The pressure exerted by the German Government and the European Parliament seems to have had an effect. Former German chancellor Gerhard Schröder wants to leave his position as chairman of the supervisory board of the Russian oil company Rosneft, a position for which he is paid 600,000 euros a year. According to company sources cited by German media, Schröder has communicated that it is impossible for him to extend his mandate on the board and has not given more details. This is known one day after the Budget Commission of the German Bundestag yesterday decided a severe cut in the resources that Schröder continues to receive from the German State, as former chancellor, and which include a personal income of more than 7,000 euros per month and a office with staff whose budget exceeded 400,000 euros in 2021.
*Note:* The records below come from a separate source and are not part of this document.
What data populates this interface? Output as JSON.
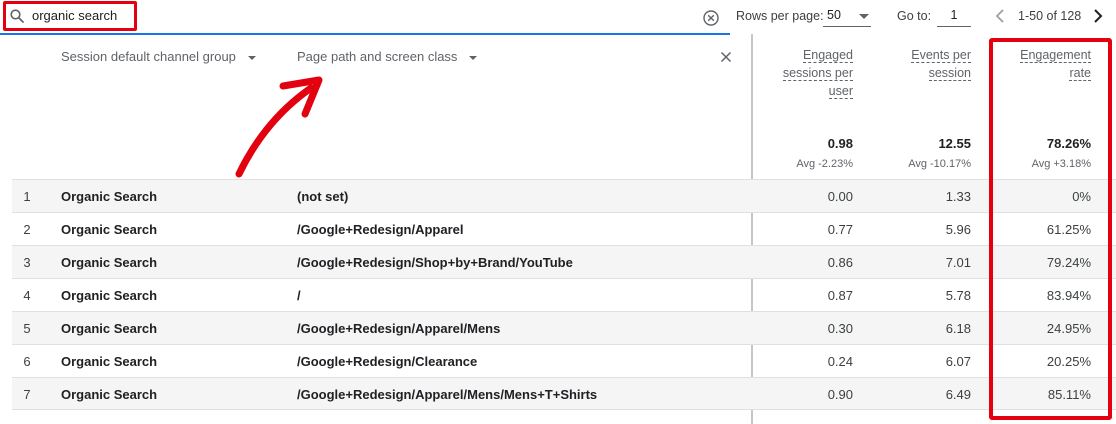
{
  "search": {
    "value": "organic search"
  },
  "pagination": {
    "rows_label": "Rows per page:",
    "rows_value": "50",
    "goto_label": "Go to:",
    "goto_value": "1",
    "range": "1-50 of 128"
  },
  "dimensions": {
    "channel_header": "Session default channel group",
    "path_header": "Page path and screen class"
  },
  "metrics": [
    {
      "line1": "Engaged",
      "line2": "sessions per",
      "line3": "user",
      "total": "0.98",
      "avg": "Avg -2.23%"
    },
    {
      "line1": "Events per",
      "line2": "session",
      "line3": "",
      "total": "12.55",
      "avg": "Avg -10.17%"
    },
    {
      "line1": "Engagement",
      "line2": "rate",
      "line3": "",
      "total": "78.26%",
      "avg": "Avg +3.18%"
    }
  ],
  "rows": [
    {
      "idx": "1",
      "channel": "Organic Search",
      "path": "(not set)",
      "m1": "0.00",
      "m2": "1.33",
      "m3": "0%"
    },
    {
      "idx": "2",
      "channel": "Organic Search",
      "path": "/Google+Redesign/Apparel",
      "m1": "0.77",
      "m2": "5.96",
      "m3": "61.25%"
    },
    {
      "idx": "3",
      "channel": "Organic Search",
      "path": "/Google+Redesign/Shop+by+Brand/YouTube",
      "m1": "0.86",
      "m2": "7.01",
      "m3": "79.24%"
    },
    {
      "idx": "4",
      "channel": "Organic Search",
      "path": "/",
      "m1": "0.87",
      "m2": "5.78",
      "m3": "83.94%"
    },
    {
      "idx": "5",
      "channel": "Organic Search",
      "path": "/Google+Redesign/Apparel/Mens",
      "m1": "0.30",
      "m2": "6.18",
      "m3": "24.95%"
    },
    {
      "idx": "6",
      "channel": "Organic Search",
      "path": "/Google+Redesign/Clearance",
      "m1": "0.24",
      "m2": "6.07",
      "m3": "20.25%"
    },
    {
      "idx": "7",
      "channel": "Organic Search",
      "path": "/Google+Redesign/Apparel/Mens/Mens+T+Shirts",
      "m1": "0.90",
      "m2": "6.49",
      "m3": "85.11%"
    }
  ],
  "icons": {
    "search": "search-icon",
    "clear": "clear-circle-icon",
    "prev": "chevron-left-icon",
    "next": "chevron-right-icon",
    "close": "close-icon",
    "annotation": "red-arrow-icon"
  },
  "colors": {
    "accent": "#1a73e8",
    "highlight": "#e3000f",
    "row_alt": "#f5f5f5"
  }
}
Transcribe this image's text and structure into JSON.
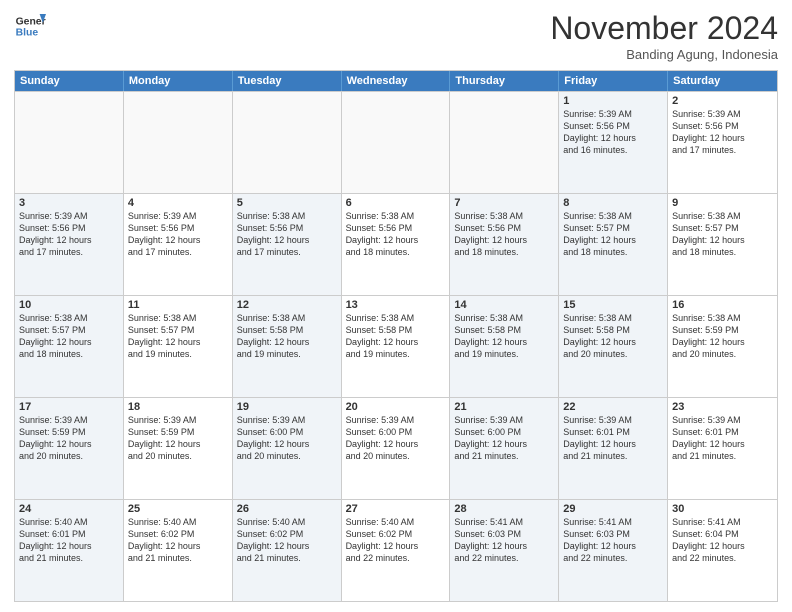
{
  "logo": {
    "line1": "General",
    "line2": "Blue"
  },
  "title": "November 2024",
  "location": "Banding Agung, Indonesia",
  "weekdays": [
    "Sunday",
    "Monday",
    "Tuesday",
    "Wednesday",
    "Thursday",
    "Friday",
    "Saturday"
  ],
  "rows": [
    [
      {
        "day": "",
        "info": "",
        "empty": true
      },
      {
        "day": "",
        "info": "",
        "empty": true
      },
      {
        "day": "",
        "info": "",
        "empty": true
      },
      {
        "day": "",
        "info": "",
        "empty": true
      },
      {
        "day": "",
        "info": "",
        "empty": true
      },
      {
        "day": "1",
        "info": "Sunrise: 5:39 AM\nSunset: 5:56 PM\nDaylight: 12 hours\nand 16 minutes.",
        "shaded": true
      },
      {
        "day": "2",
        "info": "Sunrise: 5:39 AM\nSunset: 5:56 PM\nDaylight: 12 hours\nand 17 minutes."
      }
    ],
    [
      {
        "day": "3",
        "info": "Sunrise: 5:39 AM\nSunset: 5:56 PM\nDaylight: 12 hours\nand 17 minutes.",
        "shaded": true
      },
      {
        "day": "4",
        "info": "Sunrise: 5:39 AM\nSunset: 5:56 PM\nDaylight: 12 hours\nand 17 minutes."
      },
      {
        "day": "5",
        "info": "Sunrise: 5:38 AM\nSunset: 5:56 PM\nDaylight: 12 hours\nand 17 minutes.",
        "shaded": true
      },
      {
        "day": "6",
        "info": "Sunrise: 5:38 AM\nSunset: 5:56 PM\nDaylight: 12 hours\nand 18 minutes."
      },
      {
        "day": "7",
        "info": "Sunrise: 5:38 AM\nSunset: 5:56 PM\nDaylight: 12 hours\nand 18 minutes.",
        "shaded": true
      },
      {
        "day": "8",
        "info": "Sunrise: 5:38 AM\nSunset: 5:57 PM\nDaylight: 12 hours\nand 18 minutes.",
        "shaded": true
      },
      {
        "day": "9",
        "info": "Sunrise: 5:38 AM\nSunset: 5:57 PM\nDaylight: 12 hours\nand 18 minutes."
      }
    ],
    [
      {
        "day": "10",
        "info": "Sunrise: 5:38 AM\nSunset: 5:57 PM\nDaylight: 12 hours\nand 18 minutes.",
        "shaded": true
      },
      {
        "day": "11",
        "info": "Sunrise: 5:38 AM\nSunset: 5:57 PM\nDaylight: 12 hours\nand 19 minutes."
      },
      {
        "day": "12",
        "info": "Sunrise: 5:38 AM\nSunset: 5:58 PM\nDaylight: 12 hours\nand 19 minutes.",
        "shaded": true
      },
      {
        "day": "13",
        "info": "Sunrise: 5:38 AM\nSunset: 5:58 PM\nDaylight: 12 hours\nand 19 minutes."
      },
      {
        "day": "14",
        "info": "Sunrise: 5:38 AM\nSunset: 5:58 PM\nDaylight: 12 hours\nand 19 minutes.",
        "shaded": true
      },
      {
        "day": "15",
        "info": "Sunrise: 5:38 AM\nSunset: 5:58 PM\nDaylight: 12 hours\nand 20 minutes.",
        "shaded": true
      },
      {
        "day": "16",
        "info": "Sunrise: 5:38 AM\nSunset: 5:59 PM\nDaylight: 12 hours\nand 20 minutes."
      }
    ],
    [
      {
        "day": "17",
        "info": "Sunrise: 5:39 AM\nSunset: 5:59 PM\nDaylight: 12 hours\nand 20 minutes.",
        "shaded": true
      },
      {
        "day": "18",
        "info": "Sunrise: 5:39 AM\nSunset: 5:59 PM\nDaylight: 12 hours\nand 20 minutes."
      },
      {
        "day": "19",
        "info": "Sunrise: 5:39 AM\nSunset: 6:00 PM\nDaylight: 12 hours\nand 20 minutes.",
        "shaded": true
      },
      {
        "day": "20",
        "info": "Sunrise: 5:39 AM\nSunset: 6:00 PM\nDaylight: 12 hours\nand 20 minutes."
      },
      {
        "day": "21",
        "info": "Sunrise: 5:39 AM\nSunset: 6:00 PM\nDaylight: 12 hours\nand 21 minutes.",
        "shaded": true
      },
      {
        "day": "22",
        "info": "Sunrise: 5:39 AM\nSunset: 6:01 PM\nDaylight: 12 hours\nand 21 minutes.",
        "shaded": true
      },
      {
        "day": "23",
        "info": "Sunrise: 5:39 AM\nSunset: 6:01 PM\nDaylight: 12 hours\nand 21 minutes."
      }
    ],
    [
      {
        "day": "24",
        "info": "Sunrise: 5:40 AM\nSunset: 6:01 PM\nDaylight: 12 hours\nand 21 minutes.",
        "shaded": true
      },
      {
        "day": "25",
        "info": "Sunrise: 5:40 AM\nSunset: 6:02 PM\nDaylight: 12 hours\nand 21 minutes."
      },
      {
        "day": "26",
        "info": "Sunrise: 5:40 AM\nSunset: 6:02 PM\nDaylight: 12 hours\nand 21 minutes.",
        "shaded": true
      },
      {
        "day": "27",
        "info": "Sunrise: 5:40 AM\nSunset: 6:02 PM\nDaylight: 12 hours\nand 22 minutes."
      },
      {
        "day": "28",
        "info": "Sunrise: 5:41 AM\nSunset: 6:03 PM\nDaylight: 12 hours\nand 22 minutes.",
        "shaded": true
      },
      {
        "day": "29",
        "info": "Sunrise: 5:41 AM\nSunset: 6:03 PM\nDaylight: 12 hours\nand 22 minutes.",
        "shaded": true
      },
      {
        "day": "30",
        "info": "Sunrise: 5:41 AM\nSunset: 6:04 PM\nDaylight: 12 hours\nand 22 minutes."
      }
    ]
  ]
}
The background to all this reassessment of Gerhard Schröder's public and private activities is the Social Democrat's refusal to give up his posts in Russian companies despite the war in Ukraine. At the same time that he rectified and communicated his departure from the Rosfnet board, Schröder has decided to launch a legal battle against this cut, agreed by the members of the "traffic light coalition" that forms the Berlin government, headed by his own party, the SPD . The former German chancellor wants the recent decision of the Budget Commission to be legally examined and has put the case in the hands of constitutional lawyer Michael Nagel, from Hannover, who "will check the legality of the entire process." Nagel already defended former federal president Christian Wulff in the process of accepting possible privileges.
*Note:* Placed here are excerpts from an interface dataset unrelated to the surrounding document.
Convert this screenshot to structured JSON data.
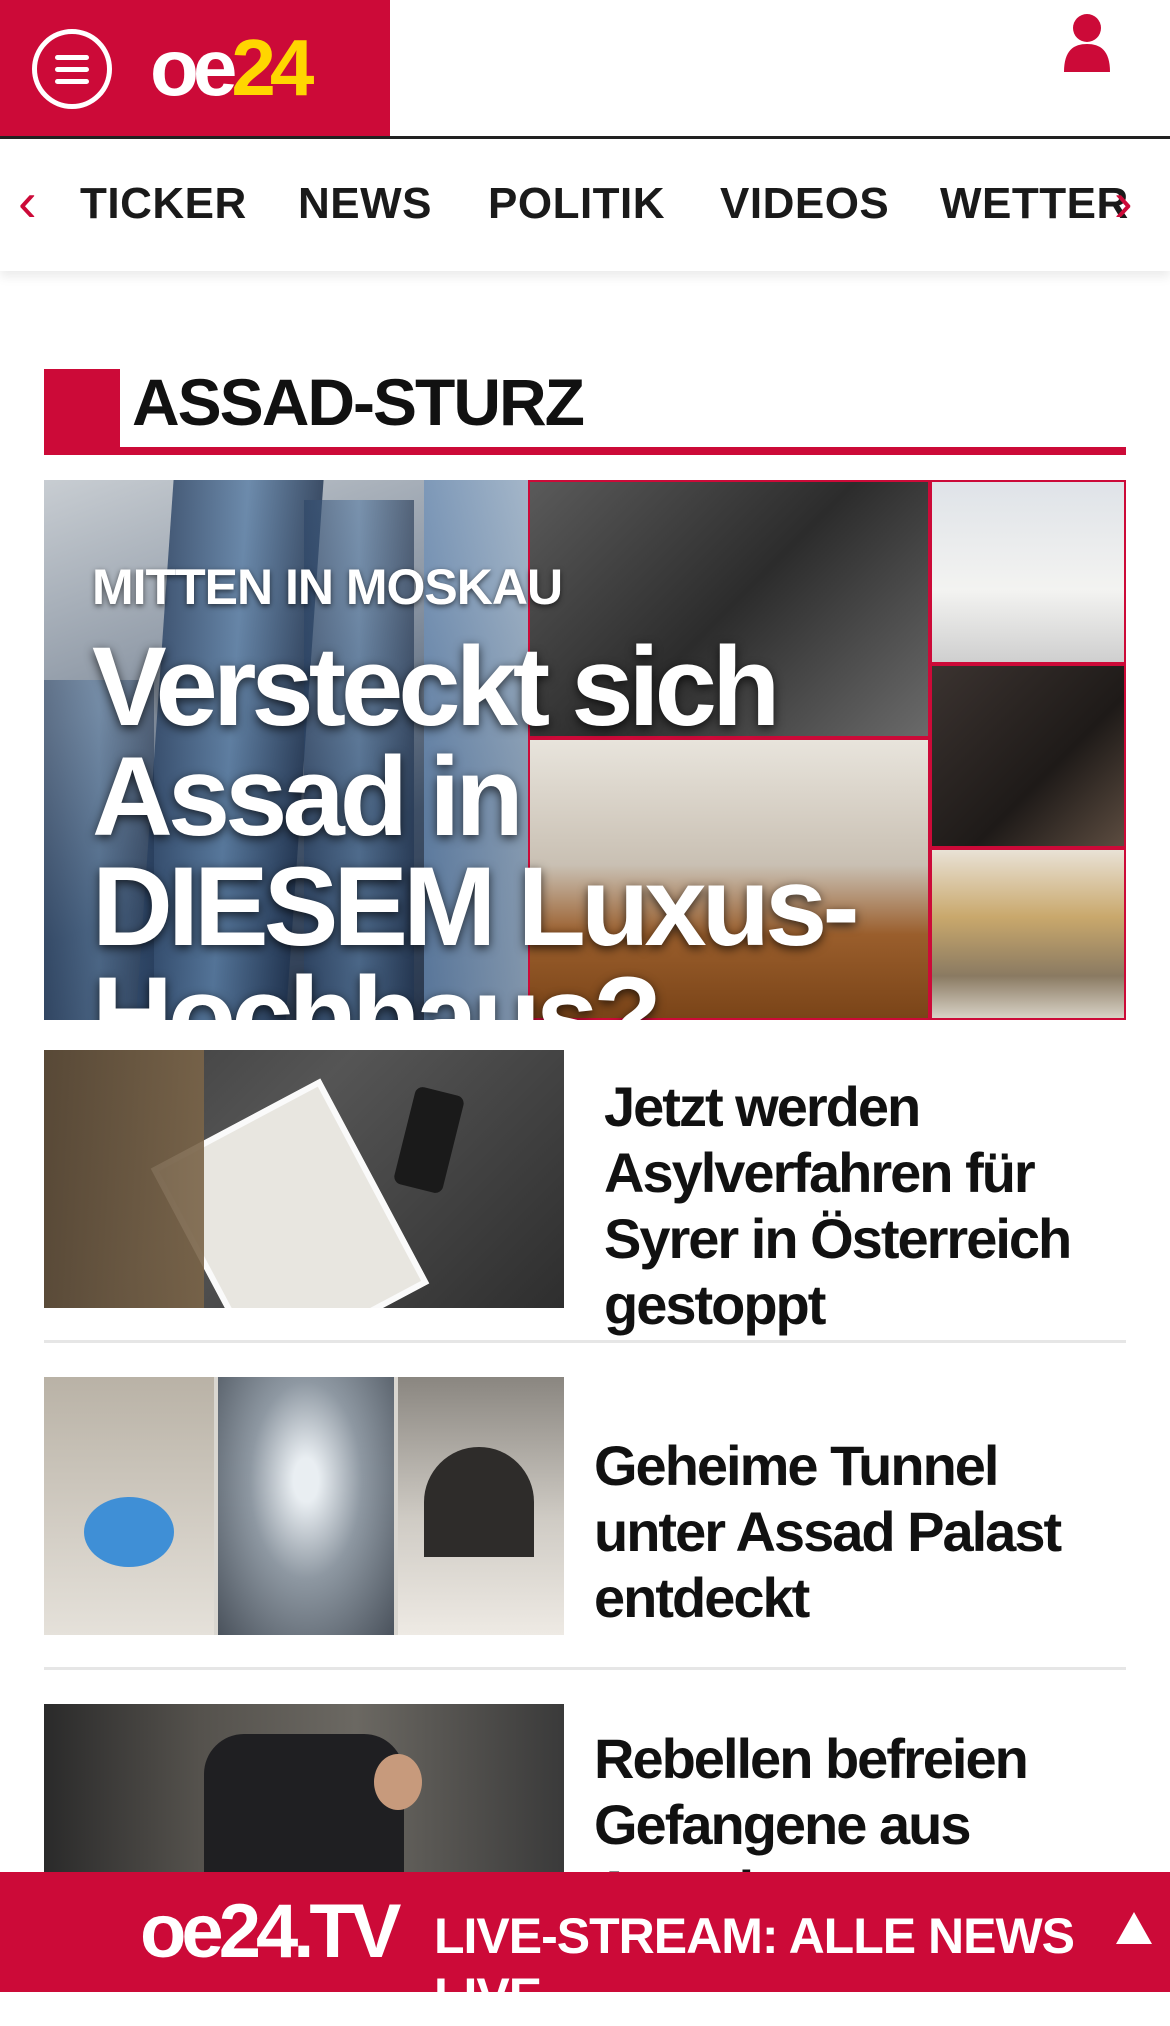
{
  "header": {
    "logo_white": "oe",
    "logo_yellow": "24",
    "brand_color": "#cc0a38",
    "icons": {
      "menu": "hamburger-menu-icon",
      "user": "user-account-icon"
    }
  },
  "nav": {
    "prev_arrow": "‹",
    "next_arrow": "›",
    "items": [
      "TICKER",
      "NEWS",
      "POLITIK",
      "VIDEOS",
      "WETTER"
    ]
  },
  "section": {
    "title": "ASSAD-STURZ"
  },
  "hero": {
    "kicker": "MITTEN IN MOSKAU",
    "headline": "Versteckt sich Assad in DIESEM Luxus-Hochhaus?"
  },
  "articles": [
    {
      "title": "Jetzt werden Asylverfahren für Syrer in Österreich gestoppt"
    },
    {
      "title": "Geheime Tunnel unter Assad Palast entdeckt"
    },
    {
      "title": "Rebellen befreien Gefangene aus Assads"
    }
  ],
  "bottom_bar": {
    "logo": "oe24.TV",
    "live_text": "LIVE-STREAM:  ALLE NEWS LIVE",
    "icon": "scroll-up-arrow-icon"
  }
}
“Yes, there is some concern in the coalition that the decision may be legally vulnerable. Removing the privileges of a former chancellor is unprecedented. In various rounds of negotiations, the traffic light coalition sought a way so that its decision did not appear to be an act of political arbitrariness, but rather a rule that should be applied to all former chancellors in the future", comment sources from the Social Democratic Party, who for their part has opened an expulsion process against Schröder. The parliamentary decision avoids any reference to Schröder's functions in Russian companies.
Instead, it is established that the privileges of former heads of government should be linked to the "permanent obligation of the position and responsibilities in force" and not be granted based on status. This means that former chancellors should no longer be granted privileges automatically, but only if their actions and activities are consistent with the general duties of a former chancellor. However, it remains entirely open how exactly a "continuing office obligation" is defined and who determines when it is fulfilled or violated. Among other things, it has not been clarified what activities would not yet be problematic for former chancellors and how to measure which jobs conflict with the duties of a former chancellor.
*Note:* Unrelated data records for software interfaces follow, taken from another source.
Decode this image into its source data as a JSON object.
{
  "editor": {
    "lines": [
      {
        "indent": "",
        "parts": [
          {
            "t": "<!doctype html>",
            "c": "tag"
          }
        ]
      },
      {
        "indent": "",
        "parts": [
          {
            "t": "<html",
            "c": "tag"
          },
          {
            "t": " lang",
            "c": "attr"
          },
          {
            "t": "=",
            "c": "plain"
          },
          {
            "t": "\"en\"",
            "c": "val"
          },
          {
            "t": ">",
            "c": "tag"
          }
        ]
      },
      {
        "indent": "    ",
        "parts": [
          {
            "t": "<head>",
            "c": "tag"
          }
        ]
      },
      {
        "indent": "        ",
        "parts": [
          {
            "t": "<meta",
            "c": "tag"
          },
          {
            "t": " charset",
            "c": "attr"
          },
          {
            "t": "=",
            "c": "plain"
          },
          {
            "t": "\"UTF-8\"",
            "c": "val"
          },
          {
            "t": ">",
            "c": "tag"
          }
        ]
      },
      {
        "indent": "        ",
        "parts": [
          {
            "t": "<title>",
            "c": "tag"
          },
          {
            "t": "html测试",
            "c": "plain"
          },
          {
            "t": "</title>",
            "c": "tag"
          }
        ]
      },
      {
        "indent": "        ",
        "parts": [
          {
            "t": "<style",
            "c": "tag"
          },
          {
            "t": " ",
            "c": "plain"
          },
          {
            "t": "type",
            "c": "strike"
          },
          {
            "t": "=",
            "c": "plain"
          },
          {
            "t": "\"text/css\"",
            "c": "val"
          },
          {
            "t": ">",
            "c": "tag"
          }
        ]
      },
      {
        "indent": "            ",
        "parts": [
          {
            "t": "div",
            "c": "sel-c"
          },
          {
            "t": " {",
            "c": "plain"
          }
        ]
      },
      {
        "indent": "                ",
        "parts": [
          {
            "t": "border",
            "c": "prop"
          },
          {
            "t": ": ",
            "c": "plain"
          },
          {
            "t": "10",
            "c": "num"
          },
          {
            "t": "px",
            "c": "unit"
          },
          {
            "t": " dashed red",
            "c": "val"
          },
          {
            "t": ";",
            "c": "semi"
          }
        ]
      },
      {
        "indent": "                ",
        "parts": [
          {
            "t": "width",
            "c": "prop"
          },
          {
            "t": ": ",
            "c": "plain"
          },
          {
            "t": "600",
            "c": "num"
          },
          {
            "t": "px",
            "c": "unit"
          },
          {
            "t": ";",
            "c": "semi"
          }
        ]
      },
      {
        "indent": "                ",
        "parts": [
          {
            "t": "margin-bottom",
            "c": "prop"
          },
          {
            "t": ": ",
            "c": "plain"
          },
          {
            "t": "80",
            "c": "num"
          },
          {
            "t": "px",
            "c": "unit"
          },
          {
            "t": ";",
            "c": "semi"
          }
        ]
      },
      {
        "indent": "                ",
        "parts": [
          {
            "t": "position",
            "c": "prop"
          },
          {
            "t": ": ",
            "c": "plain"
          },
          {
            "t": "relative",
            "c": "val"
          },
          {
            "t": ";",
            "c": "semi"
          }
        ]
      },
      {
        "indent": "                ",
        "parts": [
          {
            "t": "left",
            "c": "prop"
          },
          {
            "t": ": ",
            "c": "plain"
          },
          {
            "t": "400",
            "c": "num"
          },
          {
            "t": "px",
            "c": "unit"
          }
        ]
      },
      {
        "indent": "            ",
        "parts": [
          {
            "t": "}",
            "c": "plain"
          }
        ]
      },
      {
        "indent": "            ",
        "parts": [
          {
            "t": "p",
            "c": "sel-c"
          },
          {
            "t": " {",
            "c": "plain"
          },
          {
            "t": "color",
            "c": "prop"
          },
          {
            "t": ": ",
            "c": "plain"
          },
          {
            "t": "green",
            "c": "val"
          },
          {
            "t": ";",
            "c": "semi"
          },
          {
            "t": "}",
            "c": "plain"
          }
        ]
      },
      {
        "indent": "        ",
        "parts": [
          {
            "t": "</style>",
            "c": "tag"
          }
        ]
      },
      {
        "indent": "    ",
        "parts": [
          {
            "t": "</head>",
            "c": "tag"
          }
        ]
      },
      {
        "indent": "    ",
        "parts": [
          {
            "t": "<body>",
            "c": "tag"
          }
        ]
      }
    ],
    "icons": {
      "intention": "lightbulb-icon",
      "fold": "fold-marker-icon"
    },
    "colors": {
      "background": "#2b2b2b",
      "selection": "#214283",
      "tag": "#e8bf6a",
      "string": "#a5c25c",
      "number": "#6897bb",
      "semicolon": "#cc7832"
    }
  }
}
The committee has advised the federal government to examine whether further specifications are needed. The European Parliament also voted yesterday with a large majority in favor of EU sanctions against Schröder in case he did not resign from his posts in Russian companies, thus putting pressure on the President of the Commission, Ursula von der Leyen, and the representative of Foreign Affairs, Josep Borrell, to include Schröder on the EU sanctions list, in order to freeze his assets.